April 29, 2001
Gamble of the 'Rings'
Some are claiming that the total cost for New Line's Lord of
the Rings trilogy is higher than the $270 million figure which has been reported and
acknowledged by producers for several months. A trusted source is telling me $290 million;
another is saying $300 million. Meaning that each film is costing in the vicinity of $95
to $100 million. A lot of debt, a helluva gamble.
Just because I personally couldn't care less about the Rings trilogy doesn't mean interest
levels aren't high. They certainly seem to be among the faithful (geeks, pre-teens). When
the first online preview of The Lord of the Rings trailer was made available earlier this
month, a reported 1.7 million downloads happened with the first 24 hours. All the geek
types I know are very keen on seeing it. You can feel the fervor.
When the first installment, which has been officially (and laboriously) titled Lord of the
Rings: The Fellowship of the Ring, opens in December, New Line can probably count on
massive opening numbers, and probably some kind of modest profit within the first five or
But if director Peter Jackson doesn't deliver big the first time out, and by this I mean
pull in viewers beyond the core market and generate Star Wars-level enthusiasm, the
franchise's drawing power will probably be less upon the arrival of the second
installment, The Two Towers (due in December 2002) and, barring some kind of Empire
Strikes Back-like resurgence, even less with the third, The Return of the King, when it
opens in December 2003.
For what it's worth, I personally wish New Line the best. There's something admirable
about rolling the dice on an unproven franchise of this size, and it would be nice to see
this kind of chutzpah rewarded.
As most of you know, Elijah Wood plays Frodo Baggins, the lead character. Co-stars include
Liv Tyler (Arwen), Cate Blanchett (Galadriel), Ian McKellen (Gandalf), Christopher Lee
(Saruman), Sean Astin (Samwise Gamgee), Sean Bean (Boromir), and Viggo Mortensen
(Aragorn). The doubts I'm stirring here are mostly instinctual. I haven't done any
extensive canvassing. And others believe that the Rings movies are close to a sure
"I'd put it in the category of X-Men, Star Trek, and Star Wars," a veteran
marketing analyst says. "This is not a small, miniscule cult audience. The Internet
hits were staggering. The question is, will they cover their costs or make a decent
profit? Keep in mind that the crappy cartoon movie based on Lord of the Rings that [Ralph]
Bakshi did was an artistic failure but a commercial success. There's a huge swell of
feeling out there for this franchise."
And the concerns that the success or failure of the first installment could affect the
overall fortunes of the franchise? "The first Star Trek movie was a bomb, but did
that doom the series?
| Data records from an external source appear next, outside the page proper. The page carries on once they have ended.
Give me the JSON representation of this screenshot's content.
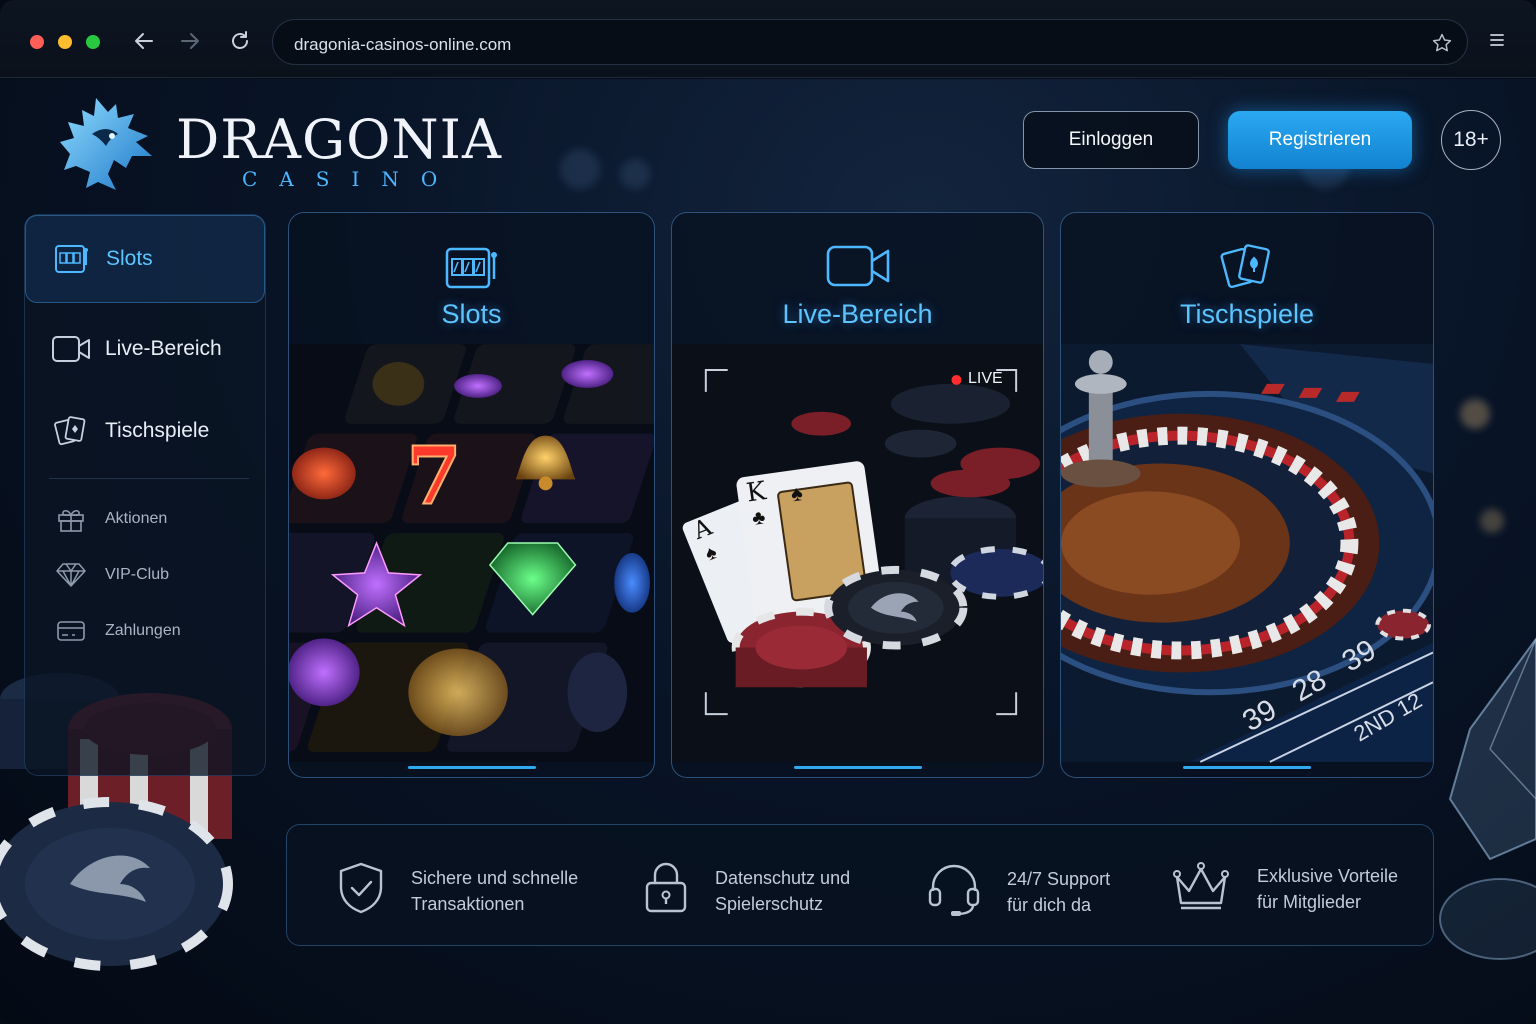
{
  "browser": {
    "url": "dragonia-casinos-online.com",
    "traffic_lights": [
      "#ff5f57",
      "#febc2e",
      "#28c840"
    ],
    "icons": [
      "back-arrow-icon",
      "forward-arrow-icon",
      "reload-icon",
      "bookmark-star-icon",
      "menu-icon"
    ]
  },
  "brand": {
    "name": "DRAGONIA",
    "subtitle": "CASINO",
    "accent_color": "#3aaef5"
  },
  "header": {
    "login_label": "Einloggen",
    "register_label": "Registrieren",
    "age_badge": "18+"
  },
  "sidebar": {
    "items": [
      {
        "label": "Slots",
        "icon": "slot-machine-icon",
        "active": true
      },
      {
        "label": "Live-Bereich",
        "icon": "video-camera-icon"
      },
      {
        "label": "Tischspiele",
        "icon": "playing-cards-icon"
      },
      {
        "label": "Aktionen",
        "icon": "gift-icon"
      },
      {
        "label": "VIP-Club",
        "icon": "diamond-icon"
      },
      {
        "label": "Zahlungen",
        "icon": "credit-card-icon"
      }
    ]
  },
  "cards": [
    {
      "title": "Slots",
      "icon": "slot-machine-icon"
    },
    {
      "title": "Live-Bereich",
      "icon": "video-camera-icon",
      "live_badge": "LIVE"
    },
    {
      "title": "Tischspiele",
      "icon": "playing-cards-icon"
    }
  ],
  "features": [
    {
      "line1": "Sichere und schnelle",
      "line2": "Transaktionen",
      "icon": "shield-check-icon"
    },
    {
      "line1": "Datenschutz und",
      "line2": "Spielerschutz",
      "icon": "padlock-icon"
    },
    {
      "line1": "24/7 Support",
      "line2": "für dich da",
      "icon": "headset-icon"
    },
    {
      "line1": "Exklusive Vorteile",
      "line2": "für Mitglieder",
      "icon": "crown-icon"
    }
  ]
}
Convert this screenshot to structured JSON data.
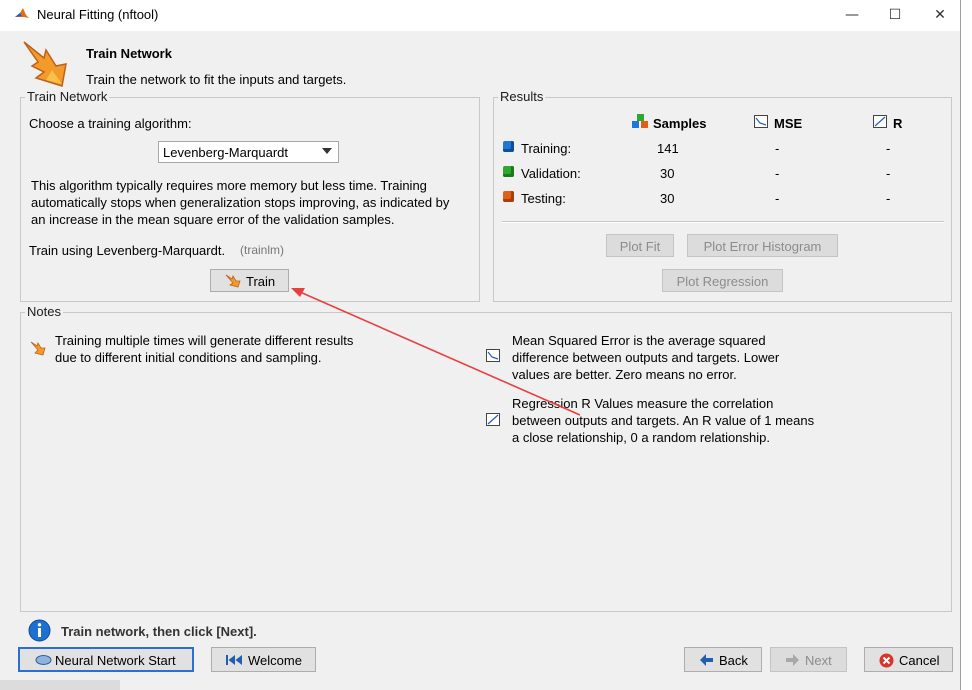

No." I'm hearing something very sobering, however, about how
the Rings project is affecting New Line's standing with its overlords at AOL-Time Warner.
There is concern not only about cost, but about the strategy behind the overall production
and how the various elements are being coordinated. The talk and it may be only
that, since I haven't done enough digging is that New Line's stewardship hasn't
been cost-effective enough.
You'd think that the cost of making one big movie that's intended to be divided into three
releasable parts would cost less than the combined tab for three separately produced films
i.e., ones using the same story and committed to the same production values. It
could be that each Rings movie would cost $150 million each if they were made separately,
but $290 million or $300 million still sounds rich.
This may be a concern or not, but I'm told that concerns are afoot. Take this with a
grain, but one result of these alleged Lord of the Rings murmurings is that AOL-Time
Warner is considering an option of folding New Line into Warner Bros. as a kind of
production and distribution subsidiary, and that they may be taking over the making and
selling of the Lord of the Rings trilogy themselves so it gets handled more to their
One source confides that the absorption of New Line into Warner Bros. fold could happen
within a year. A New Line spokesperson denied this and said these rumors were